Under the NFL's old blackout rules that prevented showing the home team's home games in its home market, those fans instead usually got to watch the powerhouse team from the little town in northeast Wisconsin. The Packers were gaining fans from across the United States as they pummeled opponent after opponent. TV in the '60s helped reinforce Green Bay as TitleTown, and the perception continues to this day.
Recounting a conversation I've had a thousand times in my life:
Stranger: "Where are you from?"
Anderson: "Green Bay, Wisconsin."
Stranger: "You must be a big Packers fan."
It's why the smallest city to boast a professional sports franchise (pop. 100,353) doesn't suffer from a Napoleon complex or feel the insecure need to make up some sort of pseudo-sovereign state. Listen, Boston, when you have fans all over the nation, there is no need to declare yourself one -- although Red Sox Nation does sound a lot better than Beantown!
As for New York, it chose to cast its nickname lot with the Big Apple and the City that Doesn't Sleep.
Wake up, Gotham, all those baseball pennants are nice, but baseball, still archaically referred to as the national pastime, has become passé. The NFL dwarfs MLB in popularity, and the Packers continue to be one of the league's most popular teams along with it.
Besides, which team are you rooting for? Are you rooting for the Yankees, Mets, Knicks, Rangers, Islanders, Giants and Jets (and the latter two teams actually play in New Jersey)?
Same goes for Chicago and Los Angeles. Where's your allegiance?
Green Bay's has been with the Packers since 1919. To outsiders, we might be a one-horse town of cheese-wedge-wearing simpletons, but we're also simply a one-team town.

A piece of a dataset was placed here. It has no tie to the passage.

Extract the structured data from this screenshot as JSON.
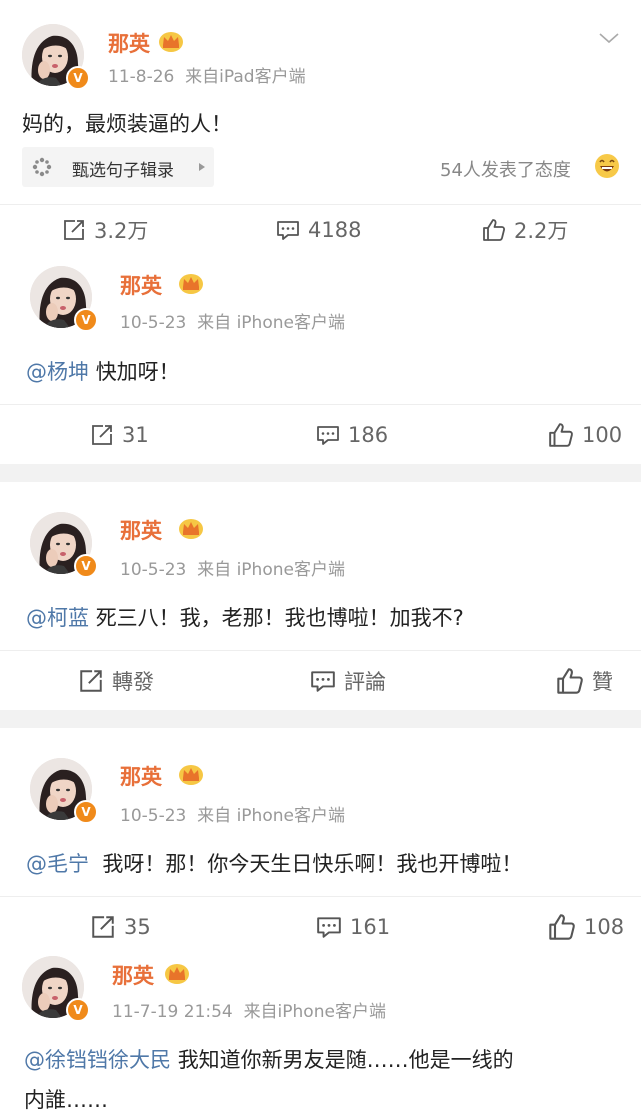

Green Bay native John Anderson makes his case for Greeen Bay as the one and only TitleTown USA.